Tying donations to results could motivate big philanthropy in ways never seen before, Sheldrick says. “This is a case study. The potential really has no limits if it works.”
Each of the deals proposed by Global Citizen would create a funding agreement similar to a “social impact bond.” Typically, with impact bonds, private investors provide seed capital for an effort on climate, social services, etc. A municipality or regional or national government agency reimburses the investor — with interest — based on the success of the program.
The proposed Global Citizen impact bonds are unusual in both their size and the role of philanthropy in paying for results, says Emily Gustafsson-Wright, Brookings senior research fellow in global economics and development. If completed, she adds, it would be the largest results-based program in which philanthropy alone would provide results funding.
The Quality Education India Development Impact Bond, which aims to improve the outcomes of more than 200,000 primary school students, counts only philanthropy among its funders. These are the Michael and Susan Dell Foundation, Comic Relief, the Larry Ellison Foundation and the Mittal Foundation. But their combined commitment is only $9.2 million over four years.
Featured together, the six Global Citizen funds aim to make donors an offer they can’t refuse. “To be honest, it removes an excuse not to give,” Sheldrick says. “A donor can’t say, ‘You’re not covering my problem.'”
Chris Stadler, president of Global Citizen and managing partner of private equity firm CVC Capital Partners, said he plans to make a mid-to-high seven-figure contribution split between a donation and an impact investment. Investors will like the programs to be proven, Stadler says, which means there’s little risk to their capital. Donors will appreciate that their money only pays for results.
“We’d like to help connect people who struggle to find impact that can scale,” Stadler says.
Global Citizen and NPX expect financial industry executives to be attracted to the model, but also the wealthy in general. NPX donors include five Giving Pledge members: Richard and Joan Branson; Charlie and Candy Ergen; Gordon Gund (who signed the engagement with his late wife, Llura); Lyda Hill; and Pierre and Pam Omidyar.
This article was provided to The Associated Press by the Chronicle of Philanthropy. Drew Lindsay is a senior editor at the Chronicle. Email: email@example.com.
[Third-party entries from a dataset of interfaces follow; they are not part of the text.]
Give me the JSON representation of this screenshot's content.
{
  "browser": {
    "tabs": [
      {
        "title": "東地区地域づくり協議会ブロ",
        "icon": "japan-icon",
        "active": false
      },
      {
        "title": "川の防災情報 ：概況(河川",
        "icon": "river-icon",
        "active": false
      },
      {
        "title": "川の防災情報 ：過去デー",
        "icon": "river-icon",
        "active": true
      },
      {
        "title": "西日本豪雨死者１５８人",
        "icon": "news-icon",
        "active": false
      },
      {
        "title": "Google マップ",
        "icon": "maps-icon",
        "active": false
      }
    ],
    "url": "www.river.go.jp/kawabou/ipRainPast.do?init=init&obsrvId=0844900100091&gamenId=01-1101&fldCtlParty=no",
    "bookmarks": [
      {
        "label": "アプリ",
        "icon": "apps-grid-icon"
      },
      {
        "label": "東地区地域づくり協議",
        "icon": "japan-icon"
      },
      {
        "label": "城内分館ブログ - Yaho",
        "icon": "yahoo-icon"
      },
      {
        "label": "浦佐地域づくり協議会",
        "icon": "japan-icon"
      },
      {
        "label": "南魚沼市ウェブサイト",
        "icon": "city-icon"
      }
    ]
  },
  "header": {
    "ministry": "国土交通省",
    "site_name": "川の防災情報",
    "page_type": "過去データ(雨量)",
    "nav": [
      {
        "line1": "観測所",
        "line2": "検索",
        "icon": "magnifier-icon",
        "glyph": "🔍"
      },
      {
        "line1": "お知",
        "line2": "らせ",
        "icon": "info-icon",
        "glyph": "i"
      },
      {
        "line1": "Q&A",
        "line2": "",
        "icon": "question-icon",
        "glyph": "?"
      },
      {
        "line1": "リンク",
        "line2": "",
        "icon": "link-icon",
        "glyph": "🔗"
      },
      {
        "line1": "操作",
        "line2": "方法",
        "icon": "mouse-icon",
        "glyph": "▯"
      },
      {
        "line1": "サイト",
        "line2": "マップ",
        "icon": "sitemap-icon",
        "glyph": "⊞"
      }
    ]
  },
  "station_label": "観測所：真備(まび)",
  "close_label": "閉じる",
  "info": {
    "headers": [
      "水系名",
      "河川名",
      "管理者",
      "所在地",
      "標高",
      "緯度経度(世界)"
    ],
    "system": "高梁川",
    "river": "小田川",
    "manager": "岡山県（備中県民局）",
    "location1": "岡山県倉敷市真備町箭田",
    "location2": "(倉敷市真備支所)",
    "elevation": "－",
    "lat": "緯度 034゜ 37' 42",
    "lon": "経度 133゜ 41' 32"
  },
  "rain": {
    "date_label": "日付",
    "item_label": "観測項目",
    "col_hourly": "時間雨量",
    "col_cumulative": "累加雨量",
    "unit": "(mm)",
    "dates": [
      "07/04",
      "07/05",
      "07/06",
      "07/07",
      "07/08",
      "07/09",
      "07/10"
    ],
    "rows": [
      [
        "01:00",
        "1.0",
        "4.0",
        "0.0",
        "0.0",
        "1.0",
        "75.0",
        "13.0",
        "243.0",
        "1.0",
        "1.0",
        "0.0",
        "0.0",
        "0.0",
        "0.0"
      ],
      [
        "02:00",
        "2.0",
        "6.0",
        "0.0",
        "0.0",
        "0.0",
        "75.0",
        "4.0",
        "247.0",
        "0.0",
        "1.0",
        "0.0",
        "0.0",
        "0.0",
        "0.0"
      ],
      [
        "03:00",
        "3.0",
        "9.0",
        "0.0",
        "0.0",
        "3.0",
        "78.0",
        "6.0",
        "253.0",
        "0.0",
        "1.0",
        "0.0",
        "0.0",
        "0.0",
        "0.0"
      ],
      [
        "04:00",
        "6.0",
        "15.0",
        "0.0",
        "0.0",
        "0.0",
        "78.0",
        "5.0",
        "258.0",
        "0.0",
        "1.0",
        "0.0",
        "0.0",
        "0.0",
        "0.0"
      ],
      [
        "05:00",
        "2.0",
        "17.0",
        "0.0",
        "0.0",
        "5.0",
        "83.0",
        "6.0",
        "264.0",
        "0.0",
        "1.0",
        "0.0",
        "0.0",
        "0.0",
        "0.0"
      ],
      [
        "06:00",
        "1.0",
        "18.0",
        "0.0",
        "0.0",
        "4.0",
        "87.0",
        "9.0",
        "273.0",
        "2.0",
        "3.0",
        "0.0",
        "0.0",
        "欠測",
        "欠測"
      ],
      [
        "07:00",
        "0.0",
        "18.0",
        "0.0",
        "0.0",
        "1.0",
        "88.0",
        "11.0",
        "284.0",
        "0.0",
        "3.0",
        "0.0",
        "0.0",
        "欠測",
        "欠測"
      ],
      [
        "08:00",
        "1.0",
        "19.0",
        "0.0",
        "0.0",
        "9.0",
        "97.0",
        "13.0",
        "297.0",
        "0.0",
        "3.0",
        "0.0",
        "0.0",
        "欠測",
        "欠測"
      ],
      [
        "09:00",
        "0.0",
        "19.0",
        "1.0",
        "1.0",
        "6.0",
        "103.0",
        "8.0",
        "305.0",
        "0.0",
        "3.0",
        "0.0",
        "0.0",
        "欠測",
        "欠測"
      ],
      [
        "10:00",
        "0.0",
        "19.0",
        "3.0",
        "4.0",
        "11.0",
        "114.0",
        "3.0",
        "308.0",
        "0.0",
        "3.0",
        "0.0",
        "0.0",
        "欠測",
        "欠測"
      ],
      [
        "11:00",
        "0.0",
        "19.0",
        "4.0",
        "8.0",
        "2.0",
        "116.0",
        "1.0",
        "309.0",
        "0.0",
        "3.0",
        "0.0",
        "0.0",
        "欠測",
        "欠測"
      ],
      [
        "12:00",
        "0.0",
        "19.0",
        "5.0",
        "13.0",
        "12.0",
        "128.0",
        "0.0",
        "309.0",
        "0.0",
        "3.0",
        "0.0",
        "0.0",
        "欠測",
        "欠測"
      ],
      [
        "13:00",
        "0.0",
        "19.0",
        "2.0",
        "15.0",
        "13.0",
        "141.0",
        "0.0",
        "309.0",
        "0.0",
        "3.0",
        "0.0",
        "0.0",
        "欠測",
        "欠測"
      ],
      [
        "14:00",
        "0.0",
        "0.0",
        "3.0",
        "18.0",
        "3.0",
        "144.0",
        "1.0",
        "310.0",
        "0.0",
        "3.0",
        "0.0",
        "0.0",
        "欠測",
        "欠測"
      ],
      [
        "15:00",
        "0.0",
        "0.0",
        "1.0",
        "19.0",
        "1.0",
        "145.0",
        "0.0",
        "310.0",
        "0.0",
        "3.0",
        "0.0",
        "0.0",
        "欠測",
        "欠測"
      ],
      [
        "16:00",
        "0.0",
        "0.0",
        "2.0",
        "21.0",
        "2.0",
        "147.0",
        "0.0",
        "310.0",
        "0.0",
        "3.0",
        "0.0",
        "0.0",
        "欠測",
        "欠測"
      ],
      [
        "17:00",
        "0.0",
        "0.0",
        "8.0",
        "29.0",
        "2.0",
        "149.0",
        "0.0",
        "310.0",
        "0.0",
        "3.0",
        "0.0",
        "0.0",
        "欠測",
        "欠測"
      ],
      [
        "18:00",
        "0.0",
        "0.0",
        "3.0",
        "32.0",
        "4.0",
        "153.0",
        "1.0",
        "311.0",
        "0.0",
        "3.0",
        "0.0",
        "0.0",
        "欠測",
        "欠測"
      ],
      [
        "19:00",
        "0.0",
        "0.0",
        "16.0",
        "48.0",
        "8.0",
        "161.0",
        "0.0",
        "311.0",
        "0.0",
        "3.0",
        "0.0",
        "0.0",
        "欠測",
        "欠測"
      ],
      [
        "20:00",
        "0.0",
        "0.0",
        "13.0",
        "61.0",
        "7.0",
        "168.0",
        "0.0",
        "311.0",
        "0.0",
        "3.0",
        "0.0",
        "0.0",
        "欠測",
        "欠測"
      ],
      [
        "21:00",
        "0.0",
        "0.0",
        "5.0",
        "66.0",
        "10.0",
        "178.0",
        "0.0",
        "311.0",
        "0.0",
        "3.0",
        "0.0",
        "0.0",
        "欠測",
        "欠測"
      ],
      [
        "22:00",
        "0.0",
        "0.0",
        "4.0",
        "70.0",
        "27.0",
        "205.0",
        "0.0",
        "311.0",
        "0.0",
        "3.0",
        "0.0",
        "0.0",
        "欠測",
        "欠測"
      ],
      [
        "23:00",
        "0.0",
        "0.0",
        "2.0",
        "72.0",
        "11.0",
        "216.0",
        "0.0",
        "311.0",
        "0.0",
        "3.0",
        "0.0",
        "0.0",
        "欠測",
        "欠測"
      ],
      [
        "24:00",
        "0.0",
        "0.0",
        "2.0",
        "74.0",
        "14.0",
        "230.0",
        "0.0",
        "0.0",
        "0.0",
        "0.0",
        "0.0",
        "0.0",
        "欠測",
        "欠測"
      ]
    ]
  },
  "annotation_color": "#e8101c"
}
The AP and the Chronicle are supported by the Lilly Endowment for coverage of philanthropy and nonprofits. The AP and the Chronicle are solely responsible for all content. For all of AP’s philanthropy coverage, visit https://apnews.com/hub/philanthropy.